Don't give them drinks containing sugars, including fruit juices, between meals. Give them water or milk instead. For babies, don't add sugar to their drinks, or to foods when you introduce them to solids. It is also worth remembering that some processed baby foods contain quite a lot of sugar. Try checking the list of ingredients: the higher up the list sugar is, the more there is in the product. Generally anything ending in ‘ose' is a sugar, for example: fructose, glucose, lactose or sucrose.
If your child needs to take any medication, please remember to check with your doctor or pharmacist that you are being prescribed sugar-free medicines at all times.
After the age of one, introduce a golden hour before bed when your child has nothing to eat or drink except for water. Their teeth should be brushed just before they go to bed so the last thing in the mouth is fluoride toothpaste.
We understand that for many patients, attending the dental practice can be a nerve wracking experience and some patients can feel anxious. This can be for several reasons, some examples could be:
It’s their first appointment so they are unsure what to expect.
They haven’t been for some time or have had a previous bad experience.
Fear of being ‘told off’ about their oral health.
We believe we’ve created a very welcoming team at Caversham Heights. Our dental team’s number one aim is to try and put you at ease, to help you feel calm and relaxed. This begins with a warm welcome from our reception team, and extends through to our dentists, nurses and hygienists.
Our dental team are well versed to dealing with nervous patients and have developed many techniques to try and relax patients. Their character and excellent chairside manner is usually able to calm patients and most nervous patients leave with increased confidence about their next visit.
We don’t push unnecessary treatment (in-fact quite the opposite), we’re here to help with your oral heath, we won’t ‘tell you off’ or talk down to you.

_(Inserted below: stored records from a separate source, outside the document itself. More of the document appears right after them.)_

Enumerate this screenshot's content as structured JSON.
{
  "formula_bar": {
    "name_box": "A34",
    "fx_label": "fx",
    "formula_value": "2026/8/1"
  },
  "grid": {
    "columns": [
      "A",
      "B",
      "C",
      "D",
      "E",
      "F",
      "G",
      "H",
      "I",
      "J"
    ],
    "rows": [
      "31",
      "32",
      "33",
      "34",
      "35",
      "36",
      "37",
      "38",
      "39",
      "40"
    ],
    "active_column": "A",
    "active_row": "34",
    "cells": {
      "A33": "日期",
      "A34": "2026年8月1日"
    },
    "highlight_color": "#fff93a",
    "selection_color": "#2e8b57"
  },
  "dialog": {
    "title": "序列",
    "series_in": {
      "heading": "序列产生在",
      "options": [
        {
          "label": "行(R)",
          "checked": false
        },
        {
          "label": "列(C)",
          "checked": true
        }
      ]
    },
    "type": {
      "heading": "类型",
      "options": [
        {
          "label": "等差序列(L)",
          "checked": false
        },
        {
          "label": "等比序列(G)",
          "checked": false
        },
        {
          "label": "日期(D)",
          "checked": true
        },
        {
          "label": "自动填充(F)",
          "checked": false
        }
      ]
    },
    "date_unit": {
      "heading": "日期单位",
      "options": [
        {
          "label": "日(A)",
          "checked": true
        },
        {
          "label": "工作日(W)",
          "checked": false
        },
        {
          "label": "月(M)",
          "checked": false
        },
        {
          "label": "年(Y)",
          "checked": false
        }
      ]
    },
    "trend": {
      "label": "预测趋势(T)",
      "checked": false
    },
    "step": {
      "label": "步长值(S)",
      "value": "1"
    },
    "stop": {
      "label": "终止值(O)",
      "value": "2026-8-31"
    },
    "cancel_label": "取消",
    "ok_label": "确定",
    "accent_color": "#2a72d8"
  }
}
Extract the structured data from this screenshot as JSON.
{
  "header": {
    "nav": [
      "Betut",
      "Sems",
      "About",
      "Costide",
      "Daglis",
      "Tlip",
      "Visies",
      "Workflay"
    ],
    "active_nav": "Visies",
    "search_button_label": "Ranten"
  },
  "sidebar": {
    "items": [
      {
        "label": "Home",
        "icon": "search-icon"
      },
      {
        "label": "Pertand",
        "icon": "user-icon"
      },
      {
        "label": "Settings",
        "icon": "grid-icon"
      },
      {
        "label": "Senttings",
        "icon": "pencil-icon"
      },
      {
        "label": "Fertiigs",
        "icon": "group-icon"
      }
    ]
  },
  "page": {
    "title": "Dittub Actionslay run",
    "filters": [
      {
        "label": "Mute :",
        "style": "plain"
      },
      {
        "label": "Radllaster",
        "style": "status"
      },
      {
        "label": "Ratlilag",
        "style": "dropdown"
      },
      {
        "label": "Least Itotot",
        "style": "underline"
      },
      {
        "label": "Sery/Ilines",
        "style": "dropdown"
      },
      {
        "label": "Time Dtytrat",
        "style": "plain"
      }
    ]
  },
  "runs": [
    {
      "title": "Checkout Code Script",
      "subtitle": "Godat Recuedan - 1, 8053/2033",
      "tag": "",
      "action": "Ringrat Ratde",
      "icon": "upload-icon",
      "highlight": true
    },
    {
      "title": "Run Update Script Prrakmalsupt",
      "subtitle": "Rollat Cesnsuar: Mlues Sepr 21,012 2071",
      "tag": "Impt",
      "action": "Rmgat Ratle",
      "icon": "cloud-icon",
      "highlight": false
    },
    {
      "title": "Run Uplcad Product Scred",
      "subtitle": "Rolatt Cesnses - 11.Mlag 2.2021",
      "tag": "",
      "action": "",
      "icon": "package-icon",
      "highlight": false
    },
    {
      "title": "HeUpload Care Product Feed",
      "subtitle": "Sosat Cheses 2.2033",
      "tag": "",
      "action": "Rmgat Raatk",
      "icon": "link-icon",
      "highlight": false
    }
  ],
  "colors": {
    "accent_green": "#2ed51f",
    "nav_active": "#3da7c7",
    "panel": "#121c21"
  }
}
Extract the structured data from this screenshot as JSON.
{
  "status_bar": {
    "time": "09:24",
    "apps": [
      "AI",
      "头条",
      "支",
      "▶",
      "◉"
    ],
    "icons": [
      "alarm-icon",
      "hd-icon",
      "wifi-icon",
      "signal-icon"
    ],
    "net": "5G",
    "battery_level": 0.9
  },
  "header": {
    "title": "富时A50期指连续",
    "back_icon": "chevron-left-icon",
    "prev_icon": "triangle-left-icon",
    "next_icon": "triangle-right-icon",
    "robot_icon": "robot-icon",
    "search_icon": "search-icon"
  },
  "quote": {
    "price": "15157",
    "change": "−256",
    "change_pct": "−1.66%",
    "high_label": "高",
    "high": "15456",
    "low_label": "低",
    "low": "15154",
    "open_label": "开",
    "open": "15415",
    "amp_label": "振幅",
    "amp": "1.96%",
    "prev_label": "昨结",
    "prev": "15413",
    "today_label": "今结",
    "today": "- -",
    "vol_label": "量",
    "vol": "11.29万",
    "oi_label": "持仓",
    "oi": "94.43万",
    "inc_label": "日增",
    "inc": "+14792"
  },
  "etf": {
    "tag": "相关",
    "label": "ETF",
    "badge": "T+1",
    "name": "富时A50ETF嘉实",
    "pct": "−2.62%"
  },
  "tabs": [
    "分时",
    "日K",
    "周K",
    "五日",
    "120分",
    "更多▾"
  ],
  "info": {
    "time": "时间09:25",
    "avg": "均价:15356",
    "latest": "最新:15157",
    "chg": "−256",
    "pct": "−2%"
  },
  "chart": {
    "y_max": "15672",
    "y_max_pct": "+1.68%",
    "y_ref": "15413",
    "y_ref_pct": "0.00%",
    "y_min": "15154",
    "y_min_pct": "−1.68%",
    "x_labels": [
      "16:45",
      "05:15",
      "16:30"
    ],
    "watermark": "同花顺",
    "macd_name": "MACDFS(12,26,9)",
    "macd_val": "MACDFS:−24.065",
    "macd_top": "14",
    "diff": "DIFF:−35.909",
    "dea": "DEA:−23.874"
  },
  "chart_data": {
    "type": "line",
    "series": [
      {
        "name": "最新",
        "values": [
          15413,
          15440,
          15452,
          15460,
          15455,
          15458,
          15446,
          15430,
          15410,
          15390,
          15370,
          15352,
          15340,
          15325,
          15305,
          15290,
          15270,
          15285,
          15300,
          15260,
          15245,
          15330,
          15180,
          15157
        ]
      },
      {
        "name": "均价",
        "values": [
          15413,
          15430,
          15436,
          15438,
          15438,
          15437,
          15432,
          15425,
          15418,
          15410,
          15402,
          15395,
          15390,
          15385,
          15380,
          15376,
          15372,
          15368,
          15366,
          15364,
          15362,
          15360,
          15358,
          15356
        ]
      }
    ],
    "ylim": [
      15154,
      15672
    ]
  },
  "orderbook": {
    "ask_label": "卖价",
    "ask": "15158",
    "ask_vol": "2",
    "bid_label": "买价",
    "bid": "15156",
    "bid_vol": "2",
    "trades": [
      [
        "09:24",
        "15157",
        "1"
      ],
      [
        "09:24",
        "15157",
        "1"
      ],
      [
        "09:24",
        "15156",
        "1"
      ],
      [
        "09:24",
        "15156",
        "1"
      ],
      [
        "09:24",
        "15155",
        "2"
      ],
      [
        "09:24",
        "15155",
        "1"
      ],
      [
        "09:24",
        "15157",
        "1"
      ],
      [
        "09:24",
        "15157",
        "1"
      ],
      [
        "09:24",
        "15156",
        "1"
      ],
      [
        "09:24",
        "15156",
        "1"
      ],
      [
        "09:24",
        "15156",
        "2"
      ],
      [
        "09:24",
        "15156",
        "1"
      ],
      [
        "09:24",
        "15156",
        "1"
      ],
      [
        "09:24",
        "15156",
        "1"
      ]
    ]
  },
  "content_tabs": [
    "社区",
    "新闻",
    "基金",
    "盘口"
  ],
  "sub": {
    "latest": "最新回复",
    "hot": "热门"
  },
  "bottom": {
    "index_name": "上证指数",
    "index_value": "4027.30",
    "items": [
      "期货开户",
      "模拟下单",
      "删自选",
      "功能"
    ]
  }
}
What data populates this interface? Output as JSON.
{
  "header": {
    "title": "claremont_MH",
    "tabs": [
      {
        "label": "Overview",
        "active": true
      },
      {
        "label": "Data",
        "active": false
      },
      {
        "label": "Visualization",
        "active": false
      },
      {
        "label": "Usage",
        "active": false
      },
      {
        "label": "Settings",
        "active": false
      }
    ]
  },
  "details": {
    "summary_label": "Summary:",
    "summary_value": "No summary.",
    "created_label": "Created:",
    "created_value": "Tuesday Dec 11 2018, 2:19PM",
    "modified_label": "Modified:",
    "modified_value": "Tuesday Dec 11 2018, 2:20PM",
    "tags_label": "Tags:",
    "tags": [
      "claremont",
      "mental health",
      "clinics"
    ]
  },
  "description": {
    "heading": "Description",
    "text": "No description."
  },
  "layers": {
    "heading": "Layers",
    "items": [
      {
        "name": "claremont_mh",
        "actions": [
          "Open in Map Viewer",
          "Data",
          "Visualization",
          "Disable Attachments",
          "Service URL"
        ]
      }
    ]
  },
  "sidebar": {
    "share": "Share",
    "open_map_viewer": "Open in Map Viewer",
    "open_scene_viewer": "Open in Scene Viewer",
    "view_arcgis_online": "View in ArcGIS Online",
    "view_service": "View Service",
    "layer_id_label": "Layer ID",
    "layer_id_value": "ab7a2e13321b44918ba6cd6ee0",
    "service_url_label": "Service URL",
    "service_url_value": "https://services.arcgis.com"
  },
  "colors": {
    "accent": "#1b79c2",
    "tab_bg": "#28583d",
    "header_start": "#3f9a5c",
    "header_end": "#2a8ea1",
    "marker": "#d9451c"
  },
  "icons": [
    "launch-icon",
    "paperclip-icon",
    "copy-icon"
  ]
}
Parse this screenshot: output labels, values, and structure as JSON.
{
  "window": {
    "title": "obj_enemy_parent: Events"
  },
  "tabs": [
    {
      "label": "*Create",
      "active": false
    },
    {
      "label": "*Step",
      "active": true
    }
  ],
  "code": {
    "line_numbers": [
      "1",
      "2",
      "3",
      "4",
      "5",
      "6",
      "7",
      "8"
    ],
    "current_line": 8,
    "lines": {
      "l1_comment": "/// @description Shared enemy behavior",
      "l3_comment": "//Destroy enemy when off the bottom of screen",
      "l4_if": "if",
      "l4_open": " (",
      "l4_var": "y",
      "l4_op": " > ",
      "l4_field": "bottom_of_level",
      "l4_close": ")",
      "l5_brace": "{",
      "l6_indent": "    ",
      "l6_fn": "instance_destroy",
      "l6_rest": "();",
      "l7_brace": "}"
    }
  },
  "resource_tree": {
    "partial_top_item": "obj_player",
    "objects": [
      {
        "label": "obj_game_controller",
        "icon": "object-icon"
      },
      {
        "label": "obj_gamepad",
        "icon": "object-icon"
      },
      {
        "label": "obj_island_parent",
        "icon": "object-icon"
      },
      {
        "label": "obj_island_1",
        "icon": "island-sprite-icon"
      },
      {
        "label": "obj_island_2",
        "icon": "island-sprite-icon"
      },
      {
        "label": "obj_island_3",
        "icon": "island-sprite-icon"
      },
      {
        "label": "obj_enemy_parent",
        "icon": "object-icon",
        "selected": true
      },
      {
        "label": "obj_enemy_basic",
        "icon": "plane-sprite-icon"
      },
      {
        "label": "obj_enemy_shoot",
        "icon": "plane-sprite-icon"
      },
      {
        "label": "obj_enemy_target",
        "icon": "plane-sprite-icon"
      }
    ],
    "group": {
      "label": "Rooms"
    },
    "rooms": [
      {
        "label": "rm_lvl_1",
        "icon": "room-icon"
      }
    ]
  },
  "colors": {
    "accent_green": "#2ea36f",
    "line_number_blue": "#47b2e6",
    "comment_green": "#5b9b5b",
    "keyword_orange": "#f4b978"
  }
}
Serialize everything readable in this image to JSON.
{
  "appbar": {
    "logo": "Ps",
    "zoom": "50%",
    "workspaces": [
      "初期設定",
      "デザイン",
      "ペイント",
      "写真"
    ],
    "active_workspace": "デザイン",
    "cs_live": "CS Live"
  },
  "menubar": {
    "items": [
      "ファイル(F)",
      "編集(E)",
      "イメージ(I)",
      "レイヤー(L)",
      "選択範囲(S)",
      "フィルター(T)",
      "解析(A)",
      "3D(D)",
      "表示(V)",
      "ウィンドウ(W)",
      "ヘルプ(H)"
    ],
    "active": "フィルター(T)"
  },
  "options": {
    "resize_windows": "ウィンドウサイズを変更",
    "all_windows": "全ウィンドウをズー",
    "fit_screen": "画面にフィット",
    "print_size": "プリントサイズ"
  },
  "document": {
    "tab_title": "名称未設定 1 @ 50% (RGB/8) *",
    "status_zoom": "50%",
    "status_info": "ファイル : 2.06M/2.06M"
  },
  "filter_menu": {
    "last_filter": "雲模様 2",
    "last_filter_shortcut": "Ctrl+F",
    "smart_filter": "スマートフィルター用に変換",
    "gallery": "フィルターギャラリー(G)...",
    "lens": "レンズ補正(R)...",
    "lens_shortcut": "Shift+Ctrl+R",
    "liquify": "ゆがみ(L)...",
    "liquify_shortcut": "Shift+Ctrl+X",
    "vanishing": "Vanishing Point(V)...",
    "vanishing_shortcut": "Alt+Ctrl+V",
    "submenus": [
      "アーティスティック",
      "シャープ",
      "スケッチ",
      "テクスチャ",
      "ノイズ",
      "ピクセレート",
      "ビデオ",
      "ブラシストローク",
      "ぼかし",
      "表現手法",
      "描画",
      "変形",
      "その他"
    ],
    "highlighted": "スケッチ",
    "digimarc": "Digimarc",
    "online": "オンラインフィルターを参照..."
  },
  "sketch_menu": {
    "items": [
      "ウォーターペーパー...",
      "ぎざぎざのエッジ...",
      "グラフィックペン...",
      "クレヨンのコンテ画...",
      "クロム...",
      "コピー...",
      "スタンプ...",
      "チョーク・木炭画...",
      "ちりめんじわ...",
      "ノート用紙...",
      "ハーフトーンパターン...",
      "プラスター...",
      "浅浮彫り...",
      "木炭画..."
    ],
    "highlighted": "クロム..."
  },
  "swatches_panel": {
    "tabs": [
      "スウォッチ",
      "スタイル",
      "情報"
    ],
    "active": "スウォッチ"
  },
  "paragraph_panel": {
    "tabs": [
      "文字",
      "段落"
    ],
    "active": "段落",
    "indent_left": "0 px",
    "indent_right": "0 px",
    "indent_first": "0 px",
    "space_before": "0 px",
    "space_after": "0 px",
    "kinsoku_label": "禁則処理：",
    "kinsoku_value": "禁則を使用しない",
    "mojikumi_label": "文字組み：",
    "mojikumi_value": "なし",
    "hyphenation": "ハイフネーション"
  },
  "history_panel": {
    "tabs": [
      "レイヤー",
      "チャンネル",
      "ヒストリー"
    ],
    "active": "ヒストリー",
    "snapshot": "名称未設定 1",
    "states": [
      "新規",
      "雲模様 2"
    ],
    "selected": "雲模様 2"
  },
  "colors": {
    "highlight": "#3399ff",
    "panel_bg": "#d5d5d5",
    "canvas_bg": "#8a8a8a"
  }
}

We want to make your visit as relaxed as possible and to build long lasting and trusted relationships.
If you do have a particular element that you are nervous about please speak to our team and we will do our very best to discuss this and to hopefully reassure you about your visit.
Please call us on 01189474848 or complete the contact form to see how Caversham Heights Dental Practice can provide the dental service that you deserve.